◆ ACTIVITY ◆
Please return every line of the records that contains the word "count".

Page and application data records

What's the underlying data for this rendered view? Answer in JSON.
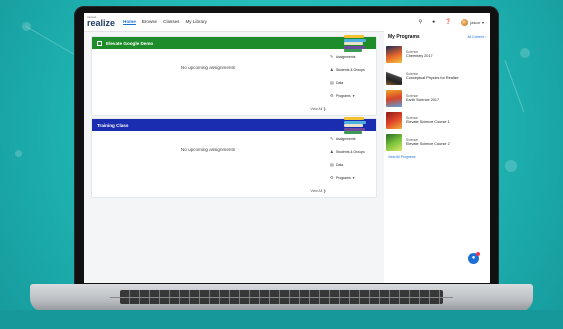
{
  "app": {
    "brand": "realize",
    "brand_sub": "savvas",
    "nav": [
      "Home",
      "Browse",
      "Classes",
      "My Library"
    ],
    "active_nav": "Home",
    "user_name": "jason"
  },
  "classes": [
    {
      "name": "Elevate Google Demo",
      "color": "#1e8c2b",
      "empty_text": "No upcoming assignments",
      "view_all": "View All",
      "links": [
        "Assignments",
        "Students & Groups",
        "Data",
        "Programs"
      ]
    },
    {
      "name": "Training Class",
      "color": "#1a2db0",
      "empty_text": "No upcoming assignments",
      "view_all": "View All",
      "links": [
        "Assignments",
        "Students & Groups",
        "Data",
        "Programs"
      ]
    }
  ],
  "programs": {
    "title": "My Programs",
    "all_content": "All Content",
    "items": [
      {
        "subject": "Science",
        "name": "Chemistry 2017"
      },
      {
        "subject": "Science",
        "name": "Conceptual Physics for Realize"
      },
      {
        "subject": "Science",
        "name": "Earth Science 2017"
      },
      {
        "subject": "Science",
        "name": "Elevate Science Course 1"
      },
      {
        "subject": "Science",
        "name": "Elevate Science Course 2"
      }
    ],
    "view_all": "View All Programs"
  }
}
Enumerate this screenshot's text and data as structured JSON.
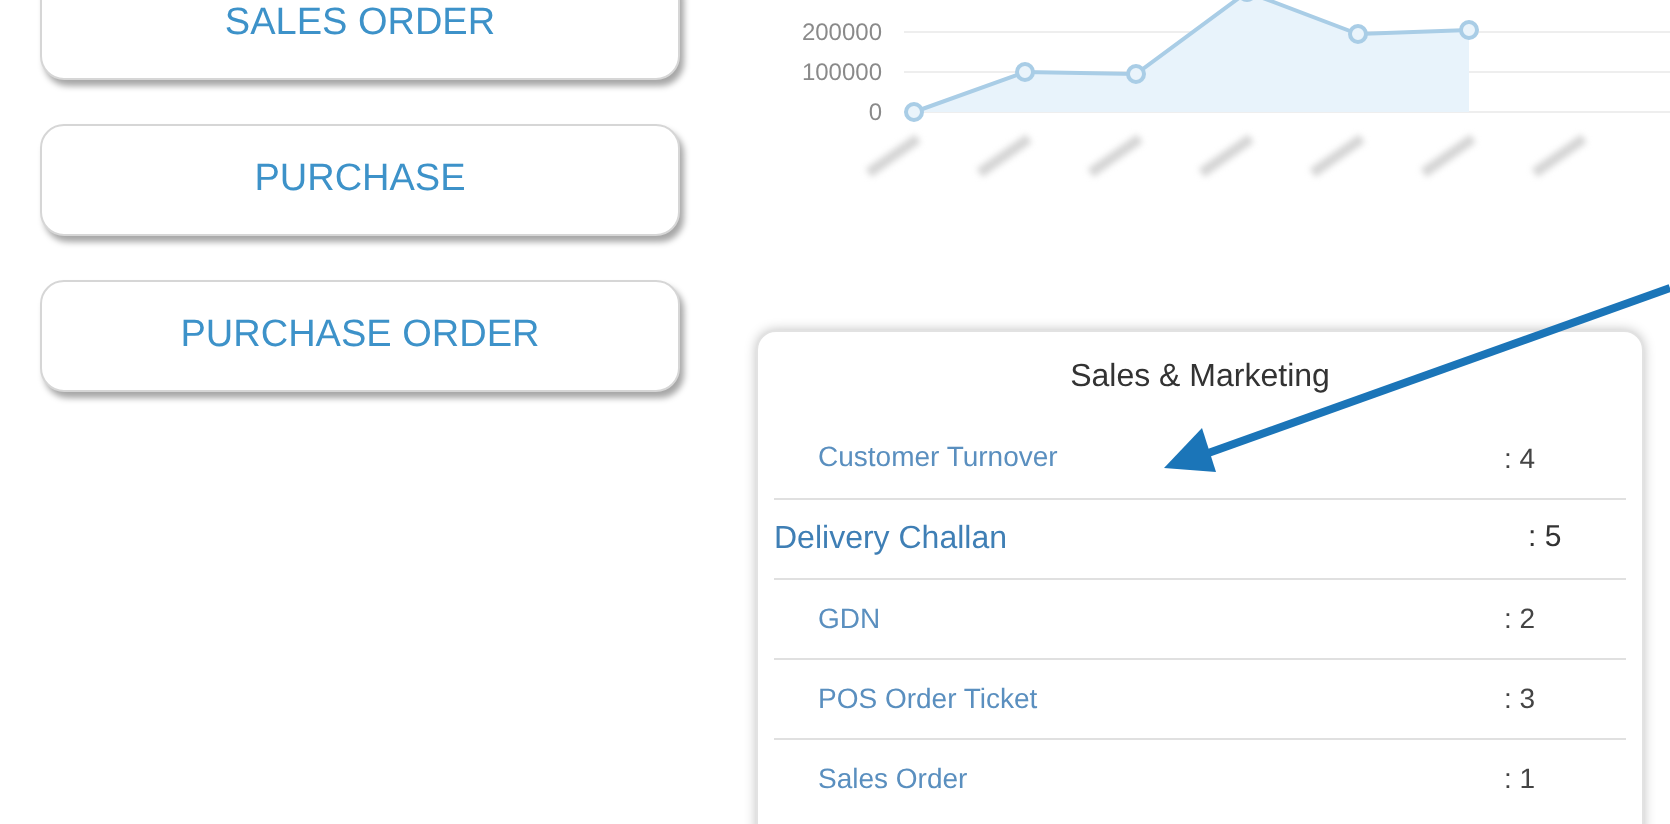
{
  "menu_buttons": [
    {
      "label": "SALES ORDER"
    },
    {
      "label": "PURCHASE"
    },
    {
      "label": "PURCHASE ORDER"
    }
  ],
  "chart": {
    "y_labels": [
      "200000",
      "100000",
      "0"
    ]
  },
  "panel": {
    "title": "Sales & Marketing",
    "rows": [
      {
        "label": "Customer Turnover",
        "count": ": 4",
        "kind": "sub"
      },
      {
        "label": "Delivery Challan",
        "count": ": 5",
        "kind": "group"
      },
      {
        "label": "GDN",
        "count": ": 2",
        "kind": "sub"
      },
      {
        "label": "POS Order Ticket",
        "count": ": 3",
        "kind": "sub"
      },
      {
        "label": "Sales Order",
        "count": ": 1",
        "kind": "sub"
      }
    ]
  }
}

◆ ANSWER TO THIS EXERCISE ◆
        "count": ": 4",
        "count": ": 5",
        "count": ": 2",
        "count": ": 3",
        "count": ": 1",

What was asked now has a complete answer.